■ **TASK**
Return every record verbatim, omitting all pictures.

Interface dataset entries

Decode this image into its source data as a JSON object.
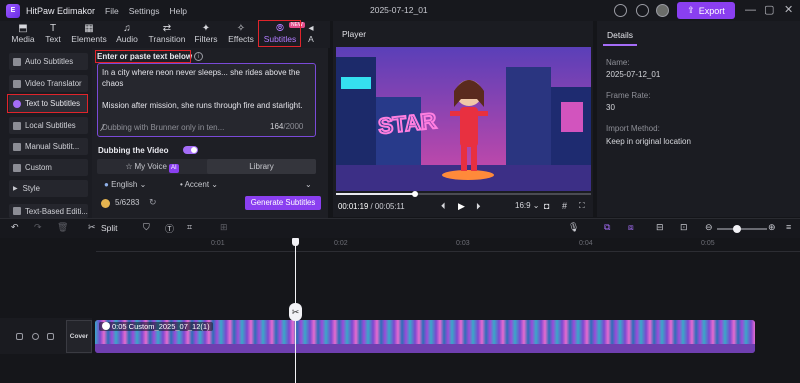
{
  "app": {
    "name": "HitPaw Edimakor",
    "menu": [
      "File",
      "Settings",
      "Help"
    ],
    "project_title": "2025-07-12_01",
    "export_label": "Export",
    "accent_color": "#8a3ff0"
  },
  "tool_tabs": [
    {
      "label": "Media",
      "icon": "media-icon"
    },
    {
      "label": "Text",
      "icon": "text-icon"
    },
    {
      "label": "Elements",
      "icon": "elements-icon"
    },
    {
      "label": "Audio",
      "icon": "audio-icon"
    },
    {
      "label": "Transition",
      "icon": "transition-icon"
    },
    {
      "label": "Filters",
      "icon": "filters-icon"
    },
    {
      "label": "Effects",
      "icon": "effects-icon"
    },
    {
      "label": "Subtitles",
      "icon": "subtitles-icon",
      "active": true
    },
    {
      "label": "A",
      "icon": "more-icon"
    }
  ],
  "new_badge": "NEW",
  "sidebar": {
    "items": [
      {
        "label": "Auto Subtitles"
      },
      {
        "label": "Video Translator"
      },
      {
        "label": "Text to Subtitles",
        "active": true
      },
      {
        "label": "Local Subtitles"
      },
      {
        "label": "Manual Subtit..."
      },
      {
        "label": "Custom"
      },
      {
        "label": "Style"
      },
      {
        "label": "Text-Based Editi..."
      }
    ]
  },
  "text_panel": {
    "heading": "Enter or paste text below",
    "text_lines": [
      "In a city where neon never sleeps... she rides above the chaos",
      "",
      "Mission after mission, she runs through fire and starlight.",
      "",
      "Dubbing with Brunner only in ten..."
    ],
    "char_count": "164",
    "char_max": "/2000",
    "dubbing_label": "Dubbing the Video",
    "dubbing_enabled": true,
    "my_voice_label": "My Voice",
    "ai_badge": "AI",
    "library_label": "Library",
    "language": "English",
    "accent": "Accent",
    "credits": "5/6283",
    "generate_label": "Generate Subtitles"
  },
  "player": {
    "title": "Player",
    "current_time": "00:01:19",
    "total_time": "/ 00:05:11",
    "progress": 0.3,
    "aspect": "16:9",
    "neon_sign": "STAR"
  },
  "details": {
    "tab_label": "Details",
    "fields": [
      {
        "label": "Name:",
        "value": "2025-07-12_01"
      },
      {
        "label": "Frame Rate:",
        "value": "30"
      },
      {
        "label": "Import Method:",
        "value": "Keep in original location"
      }
    ]
  },
  "timeline": {
    "split_label": "Split",
    "ticks": [
      "0:01",
      "0:02",
      "0:03",
      "0:04",
      "0:05"
    ],
    "clip_label": "0:05 Custom_2025_07_12(1)",
    "cover_label": "Cover"
  }
}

■ **TASK OUTPUT**
Decode this image into its source data as a JSON object.
{
  "app": {
    "name": "HitPaw Edimakor",
    "menu": [
      "File",
      "Settings",
      "Help"
    ],
    "project_title": "2025-07-12_01",
    "export_label": "Export",
    "accent_color": "#8a3ff0"
  },
  "tool_tabs": [
    {
      "label": "Media",
      "icon": "media-icon"
    },
    {
      "label": "Text",
      "icon": "text-icon"
    },
    {
      "label": "Elements",
      "icon": "elements-icon"
    },
    {
      "label": "Audio",
      "icon": "audio-icon"
    },
    {
      "label": "Transition",
      "icon": "transition-icon"
    },
    {
      "label": "Filters",
      "icon": "filters-icon"
    },
    {
      "label": "Effects",
      "icon": "effects-icon"
    },
    {
      "label": "Subtitles",
      "icon": "subtitles-icon",
      "active": true
    },
    {
      "label": "A",
      "icon": "more-icon"
    }
  ],
  "new_badge": "NEW",
  "sidebar": {
    "items": [
      {
        "label": "Auto Subtitles"
      },
      {
        "label": "Video Translator"
      },
      {
        "label": "Text to Subtitles",
        "active": true
      },
      {
        "label": "Local Subtitles"
      },
      {
        "label": "Manual Subtit..."
      },
      {
        "label": "Custom"
      },
      {
        "label": "Style"
      },
      {
        "label": "Text-Based Editi..."
      }
    ]
  },
  "text_panel": {
    "heading": "Enter or paste text below",
    "text_lines": [
      "In a city where neon never sleeps... she rides above the chaos",
      "",
      "Mission after mission, she runs through fire and starlight.",
      "",
      "Dubbing with Brunner only in ten..."
    ],
    "char_count": "164",
    "char_max": "/2000",
    "dubbing_label": "Dubbing the Video",
    "dubbing_enabled": true,
    "my_voice_label": "My Voice",
    "ai_badge": "AI",
    "library_label": "Library",
    "language": "English",
    "accent": "Accent",
    "credits": "5/6283",
    "generate_label": "Generate Subtitles"
  },
  "player": {
    "title": "Player",
    "current_time": "00:01:19",
    "total_time": "/ 00:05:11",
    "progress": 0.3,
    "aspect": "16:9",
    "neon_sign": "STAR"
  },
  "details": {
    "tab_label": "Details",
    "fields": [
      {
        "label": "Name:",
        "value": "2025-07-12_01"
      },
      {
        "label": "Frame Rate:",
        "value": "30"
      },
      {
        "label": "Import Method:",
        "value": "Keep in original location"
      }
    ]
  },
  "timeline": {
    "split_label": "Split",
    "ticks": [
      "0:01",
      "0:02",
      "0:03",
      "0:04",
      "0:05"
    ],
    "clip_label": "0:05 Custom_2025_07_12(1)",
    "cover_label": "Cover"
  }
}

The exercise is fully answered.